By Kevin Tate/Outdoors Writer
I saw a video on the internet the other day that was beautiful in its simplicity. A dad had mounted a small camera on a bicycle helmet, then put the helmet on his 3-year-old daughter and recorded her perspective of their game of hide-and-seek.
The little girl ran through the house, hassling and hustling. The camera jogged from side to side in the running gait unique to the smallest of children, those for whom everything in life is still the grandest of adventures.
Eventually she found him, then laughed and squealed away. Cute enough, I suppose, but it was the angle on life it offered that struck me as most special. Someday the video will be among that dad’s most treasured possessions, and for reasons he couldn’t possibly comprehend right now.
As Father’s Day nears, I think about the family I’ve gotten to watch grow, how my wife and children are my greatest treasures, joys I could never have anticipated before the fact.
Our changing perspective on things that stay the same is one of the great processes of life, of course, and one of its greatest blessings.
My little girl changed my perspective on everything nine summers ago, then a few years later my little boy showed up and changed it all again.

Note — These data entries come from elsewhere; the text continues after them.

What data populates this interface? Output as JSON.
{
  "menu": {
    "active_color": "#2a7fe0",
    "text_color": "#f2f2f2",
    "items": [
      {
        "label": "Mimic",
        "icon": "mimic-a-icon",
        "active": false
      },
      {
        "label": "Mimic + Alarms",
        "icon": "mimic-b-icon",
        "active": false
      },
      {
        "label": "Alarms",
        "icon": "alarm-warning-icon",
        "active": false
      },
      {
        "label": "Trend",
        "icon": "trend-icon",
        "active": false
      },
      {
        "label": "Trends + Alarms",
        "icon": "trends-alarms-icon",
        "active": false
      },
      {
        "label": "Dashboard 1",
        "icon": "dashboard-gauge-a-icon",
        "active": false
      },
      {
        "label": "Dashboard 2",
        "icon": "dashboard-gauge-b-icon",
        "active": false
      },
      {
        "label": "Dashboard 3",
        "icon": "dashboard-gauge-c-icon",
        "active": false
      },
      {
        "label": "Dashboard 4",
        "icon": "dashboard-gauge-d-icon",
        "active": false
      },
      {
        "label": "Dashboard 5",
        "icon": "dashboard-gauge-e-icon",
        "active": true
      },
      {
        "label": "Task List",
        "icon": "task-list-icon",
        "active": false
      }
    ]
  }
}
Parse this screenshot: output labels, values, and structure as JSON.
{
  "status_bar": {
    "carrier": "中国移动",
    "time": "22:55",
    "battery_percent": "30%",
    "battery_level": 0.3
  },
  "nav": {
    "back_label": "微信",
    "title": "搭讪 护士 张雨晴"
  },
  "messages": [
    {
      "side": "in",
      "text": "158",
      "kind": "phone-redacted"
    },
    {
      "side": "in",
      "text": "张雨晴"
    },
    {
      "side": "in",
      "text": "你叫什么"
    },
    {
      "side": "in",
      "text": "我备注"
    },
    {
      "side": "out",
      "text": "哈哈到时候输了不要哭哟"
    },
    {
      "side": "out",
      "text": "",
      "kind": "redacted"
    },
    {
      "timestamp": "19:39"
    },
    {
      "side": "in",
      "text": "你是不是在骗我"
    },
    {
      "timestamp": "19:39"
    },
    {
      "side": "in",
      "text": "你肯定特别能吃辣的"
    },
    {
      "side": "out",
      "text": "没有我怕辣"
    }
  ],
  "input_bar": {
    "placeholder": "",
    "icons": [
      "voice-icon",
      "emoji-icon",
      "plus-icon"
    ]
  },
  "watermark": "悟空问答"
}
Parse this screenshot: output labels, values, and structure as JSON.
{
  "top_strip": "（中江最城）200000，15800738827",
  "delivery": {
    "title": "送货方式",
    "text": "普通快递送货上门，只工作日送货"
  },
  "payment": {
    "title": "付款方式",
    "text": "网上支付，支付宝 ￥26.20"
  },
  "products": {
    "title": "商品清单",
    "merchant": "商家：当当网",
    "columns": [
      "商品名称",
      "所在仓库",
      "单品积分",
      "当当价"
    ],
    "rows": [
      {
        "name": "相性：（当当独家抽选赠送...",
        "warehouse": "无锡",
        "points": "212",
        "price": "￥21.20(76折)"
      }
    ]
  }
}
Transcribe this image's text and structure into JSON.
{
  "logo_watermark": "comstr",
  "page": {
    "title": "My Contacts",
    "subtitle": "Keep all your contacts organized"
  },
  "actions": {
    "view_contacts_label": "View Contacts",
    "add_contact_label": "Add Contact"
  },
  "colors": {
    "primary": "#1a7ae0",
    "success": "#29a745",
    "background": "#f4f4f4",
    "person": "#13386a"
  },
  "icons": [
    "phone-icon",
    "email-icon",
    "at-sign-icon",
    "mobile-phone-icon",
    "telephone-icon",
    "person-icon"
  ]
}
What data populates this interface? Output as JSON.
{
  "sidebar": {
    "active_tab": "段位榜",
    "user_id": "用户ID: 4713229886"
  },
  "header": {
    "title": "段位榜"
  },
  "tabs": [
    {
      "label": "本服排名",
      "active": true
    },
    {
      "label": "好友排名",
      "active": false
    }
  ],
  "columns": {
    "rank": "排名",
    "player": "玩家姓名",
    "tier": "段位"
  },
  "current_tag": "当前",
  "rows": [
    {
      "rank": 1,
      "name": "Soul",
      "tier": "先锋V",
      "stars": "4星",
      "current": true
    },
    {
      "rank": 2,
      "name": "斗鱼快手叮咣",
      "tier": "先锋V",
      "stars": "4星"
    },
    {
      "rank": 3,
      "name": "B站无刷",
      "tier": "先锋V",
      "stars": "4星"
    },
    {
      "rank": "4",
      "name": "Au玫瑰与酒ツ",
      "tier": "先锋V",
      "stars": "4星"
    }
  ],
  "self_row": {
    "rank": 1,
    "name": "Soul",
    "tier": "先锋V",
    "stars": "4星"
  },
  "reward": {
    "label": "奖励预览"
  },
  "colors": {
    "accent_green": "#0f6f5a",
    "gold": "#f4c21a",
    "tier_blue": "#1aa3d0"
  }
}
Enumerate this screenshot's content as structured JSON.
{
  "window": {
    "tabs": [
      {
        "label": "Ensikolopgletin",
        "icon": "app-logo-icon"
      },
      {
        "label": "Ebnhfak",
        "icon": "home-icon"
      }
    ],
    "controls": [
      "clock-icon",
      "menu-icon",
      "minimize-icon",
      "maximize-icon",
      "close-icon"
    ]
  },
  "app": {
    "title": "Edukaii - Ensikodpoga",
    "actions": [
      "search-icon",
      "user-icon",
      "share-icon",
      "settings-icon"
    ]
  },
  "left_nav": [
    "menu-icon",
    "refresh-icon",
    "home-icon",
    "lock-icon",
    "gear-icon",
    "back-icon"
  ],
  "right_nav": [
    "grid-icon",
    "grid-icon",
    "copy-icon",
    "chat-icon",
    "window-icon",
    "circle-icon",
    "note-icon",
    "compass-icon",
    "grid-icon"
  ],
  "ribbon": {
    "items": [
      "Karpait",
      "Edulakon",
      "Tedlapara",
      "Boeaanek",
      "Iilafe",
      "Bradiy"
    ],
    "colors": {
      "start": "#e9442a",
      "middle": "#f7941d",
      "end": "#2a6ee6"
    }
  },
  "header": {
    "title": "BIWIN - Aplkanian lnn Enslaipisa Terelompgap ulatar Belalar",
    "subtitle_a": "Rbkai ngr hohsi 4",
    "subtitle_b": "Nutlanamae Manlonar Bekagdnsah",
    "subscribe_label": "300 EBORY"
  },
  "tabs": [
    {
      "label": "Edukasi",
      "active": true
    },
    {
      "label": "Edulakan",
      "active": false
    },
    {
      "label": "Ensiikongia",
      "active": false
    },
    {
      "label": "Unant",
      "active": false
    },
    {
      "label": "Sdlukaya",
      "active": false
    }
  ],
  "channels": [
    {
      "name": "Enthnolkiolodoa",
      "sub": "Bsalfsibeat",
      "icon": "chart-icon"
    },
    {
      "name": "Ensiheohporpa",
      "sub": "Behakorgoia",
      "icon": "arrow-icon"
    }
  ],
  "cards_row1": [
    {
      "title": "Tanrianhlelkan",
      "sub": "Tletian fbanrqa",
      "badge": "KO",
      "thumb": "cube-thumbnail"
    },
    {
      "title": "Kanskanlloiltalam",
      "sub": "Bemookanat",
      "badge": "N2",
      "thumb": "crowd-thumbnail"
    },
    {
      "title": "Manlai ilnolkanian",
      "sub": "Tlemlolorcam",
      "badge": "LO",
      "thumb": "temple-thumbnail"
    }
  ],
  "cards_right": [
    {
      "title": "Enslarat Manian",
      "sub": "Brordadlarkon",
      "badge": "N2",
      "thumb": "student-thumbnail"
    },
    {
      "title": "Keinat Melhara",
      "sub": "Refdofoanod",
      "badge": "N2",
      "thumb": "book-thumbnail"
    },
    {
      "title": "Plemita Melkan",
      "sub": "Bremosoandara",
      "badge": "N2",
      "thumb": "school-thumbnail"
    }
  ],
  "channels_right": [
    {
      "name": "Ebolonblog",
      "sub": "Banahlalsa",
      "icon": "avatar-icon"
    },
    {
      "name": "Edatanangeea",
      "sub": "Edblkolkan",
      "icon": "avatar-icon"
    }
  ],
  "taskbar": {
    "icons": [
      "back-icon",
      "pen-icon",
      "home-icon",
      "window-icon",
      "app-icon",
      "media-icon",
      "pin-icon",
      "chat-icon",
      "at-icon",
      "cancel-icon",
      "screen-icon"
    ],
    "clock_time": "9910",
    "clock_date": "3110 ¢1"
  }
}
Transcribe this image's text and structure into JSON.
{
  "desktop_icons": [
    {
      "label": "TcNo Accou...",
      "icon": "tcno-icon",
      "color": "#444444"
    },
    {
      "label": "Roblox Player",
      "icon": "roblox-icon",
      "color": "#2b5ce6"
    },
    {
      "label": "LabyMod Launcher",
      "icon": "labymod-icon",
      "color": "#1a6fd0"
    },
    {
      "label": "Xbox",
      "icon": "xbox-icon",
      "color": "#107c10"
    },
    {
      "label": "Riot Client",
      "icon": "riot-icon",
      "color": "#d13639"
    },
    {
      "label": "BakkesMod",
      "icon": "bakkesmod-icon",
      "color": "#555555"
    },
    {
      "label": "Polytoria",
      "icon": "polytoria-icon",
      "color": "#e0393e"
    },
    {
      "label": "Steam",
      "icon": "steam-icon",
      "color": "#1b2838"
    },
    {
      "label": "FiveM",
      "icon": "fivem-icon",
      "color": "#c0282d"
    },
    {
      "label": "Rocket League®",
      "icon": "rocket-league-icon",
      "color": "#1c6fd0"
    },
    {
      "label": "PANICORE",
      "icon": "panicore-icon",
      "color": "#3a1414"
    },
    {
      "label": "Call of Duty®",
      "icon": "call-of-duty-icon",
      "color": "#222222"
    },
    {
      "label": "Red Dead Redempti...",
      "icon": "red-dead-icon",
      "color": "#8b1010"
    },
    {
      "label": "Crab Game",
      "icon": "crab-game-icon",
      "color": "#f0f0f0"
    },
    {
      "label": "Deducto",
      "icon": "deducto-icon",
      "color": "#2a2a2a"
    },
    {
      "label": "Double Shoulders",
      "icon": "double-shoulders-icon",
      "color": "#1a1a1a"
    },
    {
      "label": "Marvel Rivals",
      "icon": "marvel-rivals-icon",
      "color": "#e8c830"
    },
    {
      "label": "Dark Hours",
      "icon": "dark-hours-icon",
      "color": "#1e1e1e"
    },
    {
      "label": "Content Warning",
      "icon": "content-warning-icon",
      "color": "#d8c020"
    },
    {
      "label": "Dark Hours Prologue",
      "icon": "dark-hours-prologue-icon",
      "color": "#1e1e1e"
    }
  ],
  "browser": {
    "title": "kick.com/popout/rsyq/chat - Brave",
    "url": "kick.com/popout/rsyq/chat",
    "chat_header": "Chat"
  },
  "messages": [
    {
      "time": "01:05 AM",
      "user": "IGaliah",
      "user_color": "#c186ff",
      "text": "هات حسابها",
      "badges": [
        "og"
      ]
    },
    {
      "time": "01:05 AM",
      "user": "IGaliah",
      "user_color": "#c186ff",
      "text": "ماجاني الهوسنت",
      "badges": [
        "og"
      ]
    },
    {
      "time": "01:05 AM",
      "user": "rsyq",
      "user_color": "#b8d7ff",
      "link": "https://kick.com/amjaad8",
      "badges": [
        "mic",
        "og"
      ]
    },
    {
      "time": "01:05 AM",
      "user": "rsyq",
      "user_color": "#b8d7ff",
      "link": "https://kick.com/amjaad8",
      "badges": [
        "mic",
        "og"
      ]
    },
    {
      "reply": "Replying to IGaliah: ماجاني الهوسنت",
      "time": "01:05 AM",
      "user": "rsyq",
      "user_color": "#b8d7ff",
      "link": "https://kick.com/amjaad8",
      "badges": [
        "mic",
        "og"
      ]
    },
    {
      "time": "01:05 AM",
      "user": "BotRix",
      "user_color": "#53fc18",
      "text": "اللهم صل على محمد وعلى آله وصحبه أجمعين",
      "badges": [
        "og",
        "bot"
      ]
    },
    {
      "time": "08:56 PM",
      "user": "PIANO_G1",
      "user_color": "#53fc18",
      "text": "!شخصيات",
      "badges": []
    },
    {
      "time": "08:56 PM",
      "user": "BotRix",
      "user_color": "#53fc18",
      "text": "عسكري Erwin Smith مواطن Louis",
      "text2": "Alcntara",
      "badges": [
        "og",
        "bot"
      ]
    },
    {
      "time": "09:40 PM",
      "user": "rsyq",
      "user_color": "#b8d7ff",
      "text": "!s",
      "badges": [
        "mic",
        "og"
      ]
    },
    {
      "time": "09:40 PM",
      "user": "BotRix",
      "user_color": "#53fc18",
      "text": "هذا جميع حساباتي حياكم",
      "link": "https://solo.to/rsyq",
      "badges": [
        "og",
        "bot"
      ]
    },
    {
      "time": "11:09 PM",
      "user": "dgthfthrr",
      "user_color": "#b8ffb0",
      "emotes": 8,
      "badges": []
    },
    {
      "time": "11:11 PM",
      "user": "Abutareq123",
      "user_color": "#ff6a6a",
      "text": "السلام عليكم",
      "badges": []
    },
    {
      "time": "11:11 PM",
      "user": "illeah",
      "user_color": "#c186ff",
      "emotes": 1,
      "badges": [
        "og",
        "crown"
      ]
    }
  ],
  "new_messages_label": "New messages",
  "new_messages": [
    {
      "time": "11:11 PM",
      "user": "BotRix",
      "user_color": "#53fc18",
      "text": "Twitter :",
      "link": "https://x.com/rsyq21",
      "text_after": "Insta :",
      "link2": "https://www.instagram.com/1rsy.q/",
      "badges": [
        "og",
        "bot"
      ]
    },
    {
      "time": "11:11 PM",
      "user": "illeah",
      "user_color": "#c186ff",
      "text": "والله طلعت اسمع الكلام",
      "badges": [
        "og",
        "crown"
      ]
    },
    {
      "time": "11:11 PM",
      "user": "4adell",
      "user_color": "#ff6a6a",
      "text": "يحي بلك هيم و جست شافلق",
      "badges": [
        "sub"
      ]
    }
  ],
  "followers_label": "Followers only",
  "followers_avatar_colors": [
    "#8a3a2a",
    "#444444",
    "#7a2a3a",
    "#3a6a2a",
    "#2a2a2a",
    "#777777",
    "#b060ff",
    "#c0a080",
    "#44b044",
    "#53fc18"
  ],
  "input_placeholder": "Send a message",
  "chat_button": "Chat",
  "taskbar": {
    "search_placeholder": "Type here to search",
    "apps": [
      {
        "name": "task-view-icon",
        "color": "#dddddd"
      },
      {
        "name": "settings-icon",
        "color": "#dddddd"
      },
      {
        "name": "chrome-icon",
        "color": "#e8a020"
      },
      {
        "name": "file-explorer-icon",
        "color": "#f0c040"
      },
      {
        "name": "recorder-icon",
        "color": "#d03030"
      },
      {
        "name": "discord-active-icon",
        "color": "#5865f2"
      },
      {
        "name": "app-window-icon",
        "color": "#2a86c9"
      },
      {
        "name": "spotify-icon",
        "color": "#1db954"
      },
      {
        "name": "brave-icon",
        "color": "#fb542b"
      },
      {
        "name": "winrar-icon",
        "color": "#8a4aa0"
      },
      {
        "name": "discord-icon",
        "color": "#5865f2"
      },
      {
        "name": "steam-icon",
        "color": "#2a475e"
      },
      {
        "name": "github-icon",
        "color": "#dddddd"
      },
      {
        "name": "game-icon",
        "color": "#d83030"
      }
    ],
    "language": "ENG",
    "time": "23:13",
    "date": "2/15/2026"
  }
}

Things I thought I knew, things I was absolutely sure of, all look different now from a slightly different point of view, and the angle of that view continues to change.
Walking through the world I’m suddenly sharing with the small ones, it’s instructive to think of things the way they must see them. They’re both very smart kids, but their view is not yet clouded with the distractions and roadblocks adults insist, in our wisdom, on creating to impede ourselves.
An angle from which hills are mountains, rivers stretch on forever, from which tall buildings really do seem to touch the sky, that’s what our kids have to show us, things we’ve forgotten we ever saw.
Listening to them grow, it’s easy to see life as a wonder again, which of course it is, easy to remember things as we once thought they were, and often to remind ourselves there’s no reason not to think of them that way again.
Kevin Tate is V.P. of Media Productions for Mossy Oak in West Point.